I asked, Katie answered
A. What's the scariest thing that's ever happened to you? Bonus question: have you ever used it in a book?
K. The scariest things that have directly happened to me are accident related--a car crash, a near plane crash (smoke rolling through the cabin!)--but nope, these events haven't made their way into my fiction. At least, not yet. However, the seed for *The Space Between Trees did come from a real life scary event. When I was eleven years old, a teenage girl I knew--the daughter of a family friend--was murdered by a serial killer. Her death affected me deeply because suddenly it felt that the world wasn't safe, or to put a finer point on it, that growing up into a young woman wasn't safe. I wanted to recreate that feeling within Evie's character and explore what it meant to her and to Hadley.
A. Mystery writers often give their characters an unreasoning fear - and then make them face it. Do you have any phobias, like fear of spiders or enclosed spaces?
K. In fact, I'm a little claustrophobic, but only when people are jammed into small spaces.

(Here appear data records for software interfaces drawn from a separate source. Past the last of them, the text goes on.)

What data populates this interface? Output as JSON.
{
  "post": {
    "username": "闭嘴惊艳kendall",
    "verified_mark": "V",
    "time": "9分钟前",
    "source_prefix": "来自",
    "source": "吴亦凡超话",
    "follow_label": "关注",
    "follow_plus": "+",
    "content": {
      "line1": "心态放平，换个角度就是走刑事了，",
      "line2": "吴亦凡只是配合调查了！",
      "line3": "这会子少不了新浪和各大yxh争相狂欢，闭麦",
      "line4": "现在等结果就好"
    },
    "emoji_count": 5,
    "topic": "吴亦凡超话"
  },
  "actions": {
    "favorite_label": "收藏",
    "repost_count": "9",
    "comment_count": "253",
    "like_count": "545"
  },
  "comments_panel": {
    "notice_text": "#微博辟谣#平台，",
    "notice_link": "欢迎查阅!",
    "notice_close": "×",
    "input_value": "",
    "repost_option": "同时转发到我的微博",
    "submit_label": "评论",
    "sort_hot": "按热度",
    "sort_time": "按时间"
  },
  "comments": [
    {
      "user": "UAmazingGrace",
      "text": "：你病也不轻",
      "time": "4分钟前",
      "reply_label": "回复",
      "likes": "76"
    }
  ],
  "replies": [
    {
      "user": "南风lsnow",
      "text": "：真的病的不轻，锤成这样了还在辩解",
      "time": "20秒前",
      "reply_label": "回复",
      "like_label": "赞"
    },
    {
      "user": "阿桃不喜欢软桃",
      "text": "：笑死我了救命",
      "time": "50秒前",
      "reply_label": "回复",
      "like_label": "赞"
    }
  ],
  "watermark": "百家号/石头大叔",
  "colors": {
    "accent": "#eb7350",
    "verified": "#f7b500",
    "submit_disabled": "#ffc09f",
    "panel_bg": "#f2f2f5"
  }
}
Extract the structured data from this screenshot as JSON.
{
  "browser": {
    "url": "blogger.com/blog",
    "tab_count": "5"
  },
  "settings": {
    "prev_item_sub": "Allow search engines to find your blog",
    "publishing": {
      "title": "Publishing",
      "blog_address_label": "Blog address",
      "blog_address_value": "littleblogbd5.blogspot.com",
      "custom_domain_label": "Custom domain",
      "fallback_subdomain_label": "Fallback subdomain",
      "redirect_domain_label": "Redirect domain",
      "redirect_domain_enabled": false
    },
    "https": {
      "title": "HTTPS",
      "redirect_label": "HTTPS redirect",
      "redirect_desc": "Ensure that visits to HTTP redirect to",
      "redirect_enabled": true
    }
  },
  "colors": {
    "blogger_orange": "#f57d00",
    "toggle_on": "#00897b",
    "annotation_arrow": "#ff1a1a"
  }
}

I quite like a small room. My most irrational fear stems from the answer up above. That serial killer's pattern was to stab women who were taking or had just gotten out of the shower. For years and years, well into my twenties, I was anxious while in showering. My bathrooms have always had bubbled up, water-damaged linoleum from where I'd peek out to make sure the killer wasn't standing on the other side of the shower curtain. Funnily enough, this fear has lessened since writing my novel. I usually don't think of my writing as therapy (at least not direct therapy), but maybe in this case it was.
A. Do you have a favorite mystery book, author, or movie?
K. I like messy mysteries, ones that don't feel too tidy at the end. I loved *The Secret History* by Donna Tartt, and I really like Kate Atkinson's novels because they're so character driven. On the YA tip, I adored the TV show *Veronica Mars* because many of the qualities of a mystery--isolation, distrust, dangerous romance--echo the teenage experience.
A. At its heart, every story is a mystery. It asks why someone acts the way they did - or maybe what will happen next. What question does your book ask?
K. One of my first writing teachers used to say the same thing, and it's always stuck with me. I've often talked about *The Space Between Trees* not as a "whodunit," but a "what was done here?" because the true mystery lies not in who the killer is, but in how the murder affects the characters. One of the questions the novel explores is a classic loss-of-innocence question: How does one make peace with the presence of evil in the world? But beyond that, there's a lot about storytelling: What are the powers and dangers of the stories we tell? Do we become the stories we tell about ourselves? And if so, when is that a good thing and when is it not so good?
A. Is there a mystery in life that you are still trying to figure out?
K. Oh, many! And I hope there always will be! Let me offer something specific, though. I'm working on a new novel about a group of ghost kids stuck in the high school that they attended while they were alive, and so I've been thinking a lot about the big mystery: What's after death? But I've also been thinking about the figurative deaths we bring into our lives--the people we scorn out of closed-mindedness, the chances we deny ourselves out of fear. Why do we do that? And if we've been doing that, is it possible to undo it? To remake oneself? To have a second chance?